Robichaud already has a connection with the Mountain Kings’ leadership group. He and general manager Clint Edinger worked together 13 years ago with the Bishop Brady High School (Concord, New Hampshire) boys hockey team, then both moved on to the New Hampshire Jr. Monarchs organization, where Robichaud worked for four seasons before joining the Tier III L-A Fighting Spirit in 2015-16. The Fighting Spirit became the L/A Nordiques in the 2017-18 season.
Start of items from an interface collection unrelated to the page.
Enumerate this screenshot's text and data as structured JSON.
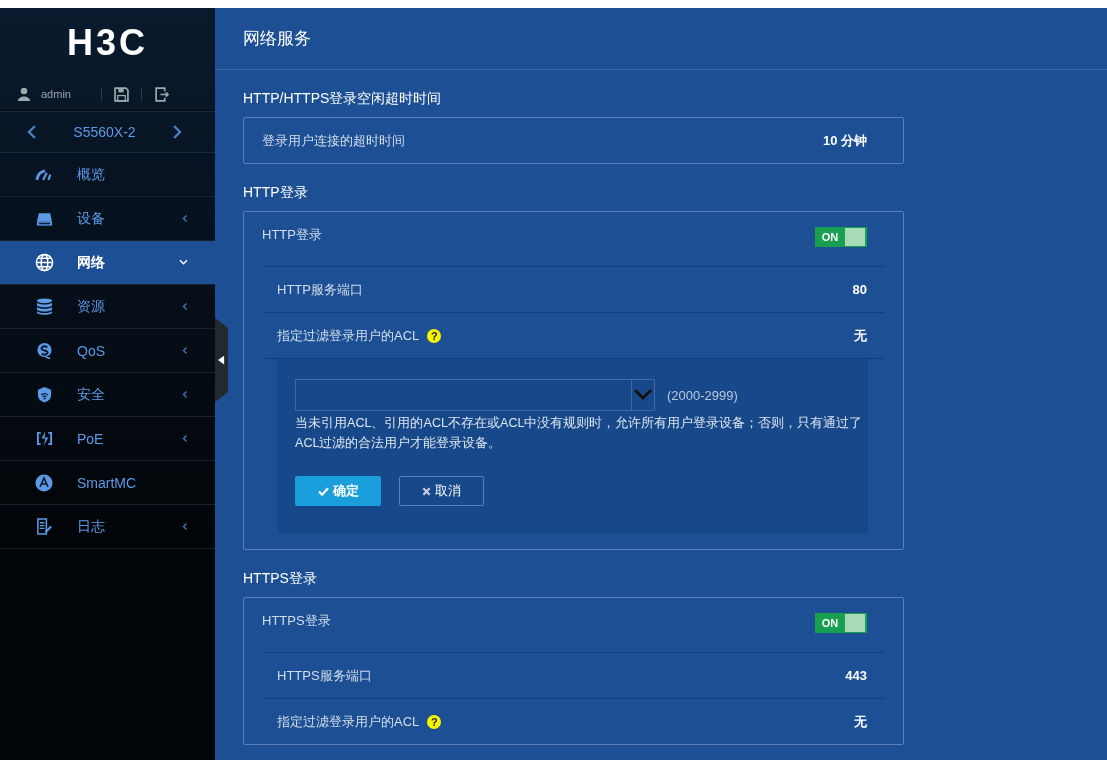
{
  "logo": "H3C",
  "user": {
    "name": "admin"
  },
  "device": {
    "name": "S5560X-2"
  },
  "nav": [
    {
      "label": "概览",
      "expandable": false,
      "selected": false
    },
    {
      "label": "设备",
      "expandable": true,
      "expanded": false,
      "selected": false
    },
    {
      "label": "网络",
      "expandable": true,
      "expanded": true,
      "selected": true
    },
    {
      "label": "资源",
      "expandable": true,
      "expanded": false,
      "selected": false
    },
    {
      "label": "QoS",
      "expandable": true,
      "expanded": false,
      "selected": false
    },
    {
      "label": "安全",
      "expandable": true,
      "expanded": false,
      "selected": false
    },
    {
      "label": "PoE",
      "expandable": true,
      "expanded": false,
      "selected": false
    },
    {
      "label": "SmartMC",
      "expandable": false,
      "selected": false
    },
    {
      "label": "日志",
      "expandable": true,
      "expanded": false,
      "selected": false
    }
  ],
  "page_title": "网络服务",
  "timeout_section": {
    "heading": "HTTP/HTTPS登录空闲超时时间",
    "label": "登录用户连接的超时时间",
    "value": "10 分钟"
  },
  "sections": [
    {
      "heading": "HTTP登录",
      "toggle_label": "HTTP登录",
      "toggle_text": "ON",
      "on": true,
      "rows": [
        {
          "label": "HTTP服务端口",
          "value": "80"
        },
        {
          "label": "指定过滤登录用户的ACL",
          "help": "?",
          "value": "无"
        }
      ],
      "editor": {
        "range": "(2000-2999)",
        "note": "当未引用ACL、引用的ACL不存在或ACL中没有规则时，允许所有用户登录设备；否则，只有通过了ACL过滤的合法用户才能登录设备。",
        "ok": "确定",
        "cancel": "取消"
      }
    },
    {
      "heading": "HTTPS登录",
      "toggle_label": "HTTPS登录",
      "toggle_text": "ON",
      "on": true,
      "rows": [
        {
          "label": "HTTPS服务端口",
          "value": "443"
        },
        {
          "label": "指定过滤登录用户的ACL",
          "help": "?",
          "value": "无"
        }
      ]
    }
  ]
}
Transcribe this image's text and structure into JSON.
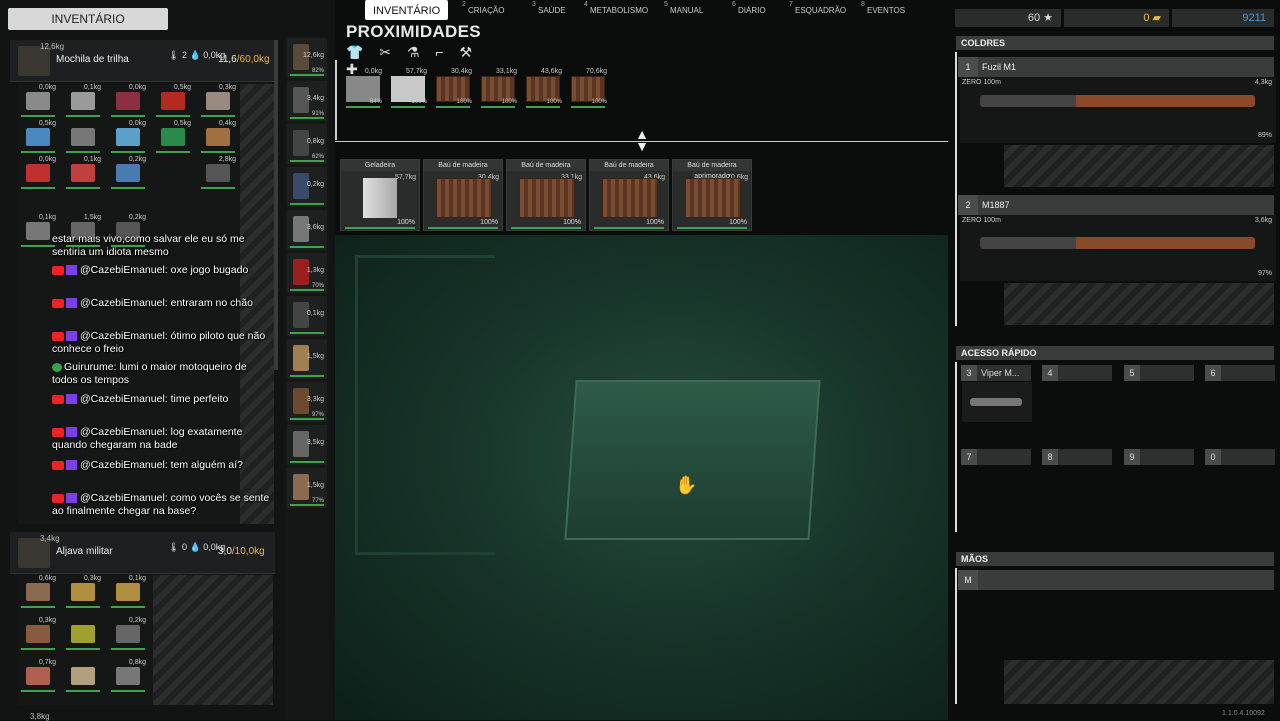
{
  "tabs": [
    {
      "num": "",
      "label": "INVENTÁRIO"
    },
    {
      "num": "2",
      "label": "CRIAÇÃO"
    },
    {
      "num": "3",
      "label": "SAÚDE"
    },
    {
      "num": "4",
      "label": "METABOLISMO"
    },
    {
      "num": "5",
      "label": "MANUAL"
    },
    {
      "num": "6",
      "label": "DIÁRIO"
    },
    {
      "num": "7",
      "label": "ESQUADRÃO"
    },
    {
      "num": "8",
      "label": "EVENTOS"
    }
  ],
  "left": {
    "title": "INVENTÁRIO",
    "pack1": {
      "weight": "12,6kg",
      "cond": "82%",
      "name": "Mochila de trilha",
      "temp_val": "2",
      "water_val": "0,0kg",
      "cap_used": "11,6",
      "cap_max": "/60,0kg"
    },
    "pack2": {
      "weight": "3,4kg",
      "cond": "91%",
      "name": "Aljava militar",
      "temp_val": "0",
      "water_val": "0,0kg",
      "cap_used": "3,0",
      "cap_max": "/10,0kg"
    },
    "pack3": {
      "weight": "3,8kg"
    },
    "grid1": [
      {
        "w": "0,0kg",
        "c": "#8a8a8a"
      },
      {
        "w": "0,1kg",
        "c": "#9a9a9a"
      },
      {
        "w": "0,0kg",
        "c": "#8a3040"
      },
      {
        "w": "0,5kg",
        "c": "#b32a20"
      },
      {
        "w": "0,3kg",
        "c": "#9a8a80"
      },
      {
        "w": "0,5kg",
        "c": "#4a88c0"
      },
      {
        "w": "",
        "c": "#777"
      },
      {
        "w": "0,0kg",
        "c": "#5aa0c8"
      },
      {
        "w": "0,5kg",
        "c": "#2a8a4a"
      },
      {
        "w": "0,4kg",
        "c": "#a07040"
      },
      {
        "w": "0,0kg",
        "c": "#c03030"
      },
      {
        "w": "0,1kg",
        "c": "#c04040"
      },
      {
        "w": "0,2kg",
        "c": "#4a7ab0"
      },
      {
        "w": "2,8kg",
        "c": "#555"
      },
      {
        "w": "0,1kg",
        "c": "#777"
      },
      {
        "w": "1,5kg",
        "c": "#666"
      },
      {
        "w": "0,2kg",
        "c": "#555"
      }
    ],
    "grid2": [
      {
        "w": "0,6kg",
        "c": "#8a6a50"
      },
      {
        "w": "0,3kg",
        "c": "#b09040"
      },
      {
        "w": "0,1kg",
        "c": "#b09040"
      },
      {
        "w": "0,3kg",
        "c": "#8a5a40"
      },
      {
        "w": "",
        "c": "#a0a030"
      },
      {
        "w": "0,2kg",
        "c": "#666"
      },
      {
        "w": "0,7kg",
        "c": "#b06050"
      },
      {
        "w": "",
        "c": "#b0a080"
      },
      {
        "w": "0,8kg",
        "c": "#777"
      }
    ],
    "col2": [
      {
        "w": "12,6kg",
        "p": "82%",
        "c": "#5a4a3a"
      },
      {
        "w": "3,4kg",
        "p": "91%",
        "c": "#555"
      },
      {
        "w": "0,8kg",
        "p": "62%",
        "c": "#444"
      },
      {
        "w": "0,2kg",
        "p": "",
        "c": "#3a4a6a"
      },
      {
        "w": "3,6kg",
        "p": "",
        "c": "#777"
      },
      {
        "w": "1,3kg",
        "p": "70%",
        "c": "#9a2020"
      },
      {
        "w": "0,1kg",
        "p": "",
        "c": "#444"
      },
      {
        "w": "1,5kg",
        "p": "",
        "c": "#a08050"
      },
      {
        "w": "3,3kg",
        "p": "97%",
        "c": "#6a4a30"
      },
      {
        "w": "3,5kg",
        "p": "",
        "c": "#666"
      },
      {
        "w": "1,5kg",
        "p": "77%",
        "c": "#8a6a50"
      }
    ],
    "chat": [
      {
        "u": "",
        "t": "estar mais vivo,como salvar ele eu só me sentiria um idiota mesmo",
        "src": ""
      },
      {
        "u": "@CazebiEmanuel:",
        "t": "oxe jogo bugado",
        "src": "yt"
      },
      {
        "u": "@CazebiEmanuel:",
        "t": "entraram no chão",
        "src": "yt"
      },
      {
        "u": "@CazebiEmanuel:",
        "t": "ótimo piloto que não conhece o freio",
        "src": "yt"
      },
      {
        "u": "Guirurume:",
        "t": "lumi o maior motoqueiro de todos os tempos",
        "src": "x"
      },
      {
        "u": "@CazebiEmanuel:",
        "t": "time perfeito",
        "src": "yt"
      },
      {
        "u": "@CazebiEmanuel:",
        "t": "log exatamente quando chegaram na bade",
        "src": "yt"
      },
      {
        "u": "@CazebiEmanuel:",
        "t": "tem alguém aí?",
        "src": "yt"
      },
      {
        "u": "@CazebiEmanuel:",
        "t": "como vocês se sente ao finalmente chegar na base?",
        "src": "yt"
      }
    ]
  },
  "proximity": {
    "title": "PROXIMIDADES",
    "icons": "👕 ✂ ⚗ ⌐ ⚒ ✚",
    "items": [
      {
        "w": "0,0kg",
        "p": "84%",
        "c": "#888"
      },
      {
        "w": "57,7kg",
        "p": "100%",
        "c": "#c8c8c8"
      },
      {
        "w": "30,4kg",
        "p": "100%",
        "c": "crate"
      },
      {
        "w": "33,1kg",
        "p": "100%",
        "c": "crate"
      },
      {
        "w": "43,6kg",
        "p": "100%",
        "c": "crate"
      },
      {
        "w": "70,6kg",
        "p": "100%",
        "c": "crate"
      }
    ],
    "boxes": [
      {
        "name": "Geladeira",
        "w": "57,7kg",
        "p": "100%",
        "t": "fridge"
      },
      {
        "name": "Baú de madeira",
        "w": "30,4kg",
        "p": "100%",
        "t": "crate"
      },
      {
        "name": "Baú de madeira",
        "w": "33,1kg",
        "p": "100%",
        "t": "crate"
      },
      {
        "name": "Baú de madeira",
        "w": "43,6kg",
        "p": "100%",
        "t": "crate"
      },
      {
        "name": "Baú de madeira aprimorado",
        "w": "70,6kg",
        "p": "100%",
        "t": "crate"
      }
    ]
  },
  "stats": {
    "stars": "60 ★",
    "gold": "0",
    "cash": "9211"
  },
  "right": {
    "holsters_title": "COLDRES",
    "weapons": [
      {
        "num": "1",
        "name": "Fuzil M1",
        "zero": "ZERO 100m",
        "w": "4,3kg",
        "p": "89%"
      },
      {
        "num": "2",
        "name": "M1887",
        "zero": "ZERO 100m",
        "w": "3,6kg",
        "p": "97%"
      }
    ],
    "quick_title": "ACESSO RÁPIDO",
    "quick": [
      {
        "num": "3",
        "name": "Viper M..."
      },
      {
        "num": "4",
        "name": ""
      },
      {
        "num": "5",
        "name": ""
      },
      {
        "num": "6",
        "name": ""
      },
      {
        "num": "7",
        "name": ""
      },
      {
        "num": "8",
        "name": ""
      },
      {
        "num": "9",
        "name": ""
      },
      {
        "num": "0",
        "name": ""
      }
    ],
    "hands_title": "MÃOS",
    "hands_slot": "M",
    "version": "1.1.0.4.10092"
  },
  "colors": {
    "accent": "#e8b83a",
    "cash": "#3b9be0",
    "bar": "#3fa34d",
    "night": "#17352a"
  }
}
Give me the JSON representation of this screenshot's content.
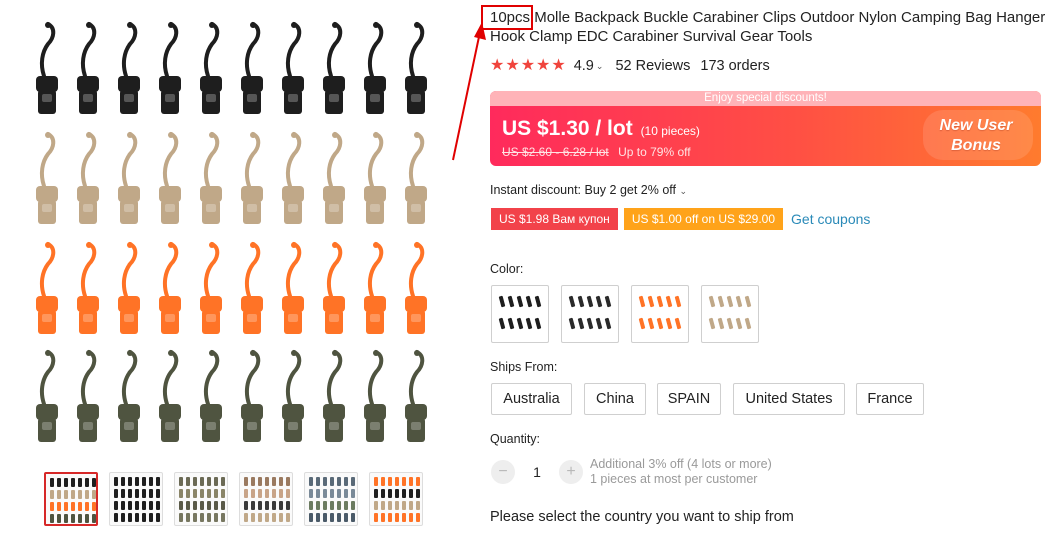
{
  "product": {
    "title": "10pcs Molle Backpack Buckle Carabiner Clips Outdoor Nylon Camping Bag Hanger Hook Clamp EDC Carabiner Survival Gear Tools",
    "rating": "4.9",
    "reviews": "52 Reviews",
    "orders": "173 orders"
  },
  "gallery": {
    "main_image_alt": "main-product-image",
    "rows": [
      {
        "color": "#1e1e1e"
      },
      {
        "color": "#c0a888"
      },
      {
        "color": "#ff7326"
      },
      {
        "color": "#4f5440"
      }
    ],
    "thumbnails": [
      {
        "name": "thumb-mixed",
        "active": true
      },
      {
        "name": "thumb-black",
        "active": false
      },
      {
        "name": "thumb-camo",
        "active": false
      },
      {
        "name": "thumb-hand",
        "active": false
      },
      {
        "name": "thumb-backpack",
        "active": false
      },
      {
        "name": "thumb-variants",
        "active": false
      }
    ]
  },
  "promo": {
    "banner_text": "Enjoy special discounts!",
    "price": "US $1.30 / lot",
    "price_note": "(10 pieces)",
    "original_price": "US $2.60 - 6.28 / lot",
    "discount": "Up to 79% off",
    "new_user_line1": "New User",
    "new_user_line2": "Bonus"
  },
  "instant_discount": "Instant discount: Buy 2 get 2% off",
  "coupons": {
    "coupon1": "US $1.98 Вам купон",
    "coupon2": "US $1.00 off on US $29.00",
    "get_coupons": "Get coupons"
  },
  "color": {
    "label": "Color:",
    "options": [
      {
        "name": "black",
        "hex": "#1e1e1e"
      },
      {
        "name": "black-2",
        "hex": "#2a2a2a"
      },
      {
        "name": "orange",
        "hex": "#ff7326"
      },
      {
        "name": "tan",
        "hex": "#c0a888"
      }
    ]
  },
  "ships_from": {
    "label": "Ships From:",
    "options": [
      "Australia",
      "China",
      "SPAIN",
      "United States",
      "France"
    ]
  },
  "quantity": {
    "label": "Quantity:",
    "value": "1",
    "minus": "−",
    "plus": "+",
    "note1": "Additional 3% off (4 lots or more)",
    "note2": "1 pieces at most per customer"
  },
  "ship_message": "Please select the country you want to ship from",
  "colors": {
    "accent": "#f0443c",
    "annotation": "#e00000",
    "link": "#2a8ab8"
  }
}
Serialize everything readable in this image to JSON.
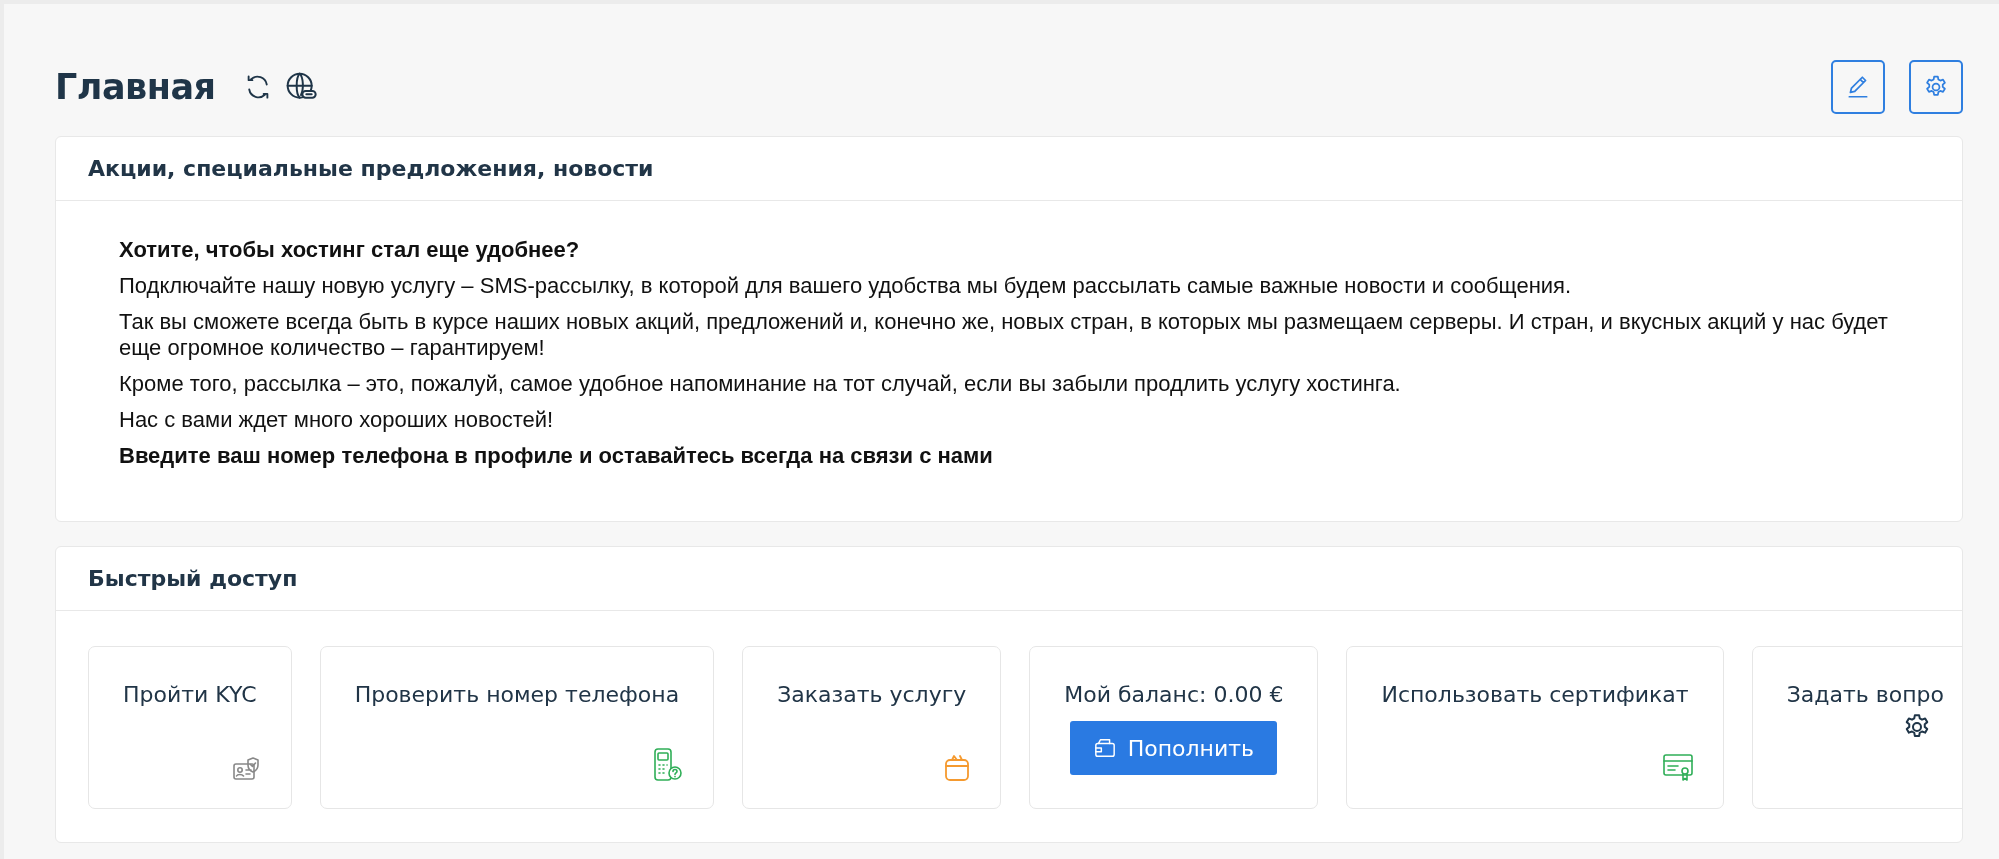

Robichaud was named the head coach and guided the team to the NA3HL Fraser Cup Final in 2018-19 before moving to the Tier II Maine Nordiques.

With the additions of the Mountain Kings and the Rochester Jr. Americans, the NAHL East Division, which includes the Maine Nordiques, will have nine teams.

Robichaud is looking forward to battling the Nordiques and returning to The Colisee.

“It will be a very interesting dynamic,” Robichaud said. “I have spent a lot of time in that building. I poured my heart into that program and that facility. I have some close friends that are there (Maine Nordiques general manager) Eric Soltys, (head coach Matt Pinchevsky) and (assistant coach) Ryan Shelley. It will be fun playing against them.

“It will be weird standing on the (visiting) bench, I don’t know if I ever stood on that side before. It will be a different viewpoint in the arena.”

The last time he was on the visiting bench at The Colisee was during his senior season at Edward Little in 2006-07 when St. Dom’s played its home games in Lewiston.

Related Headlines

Comments are no longer available on this story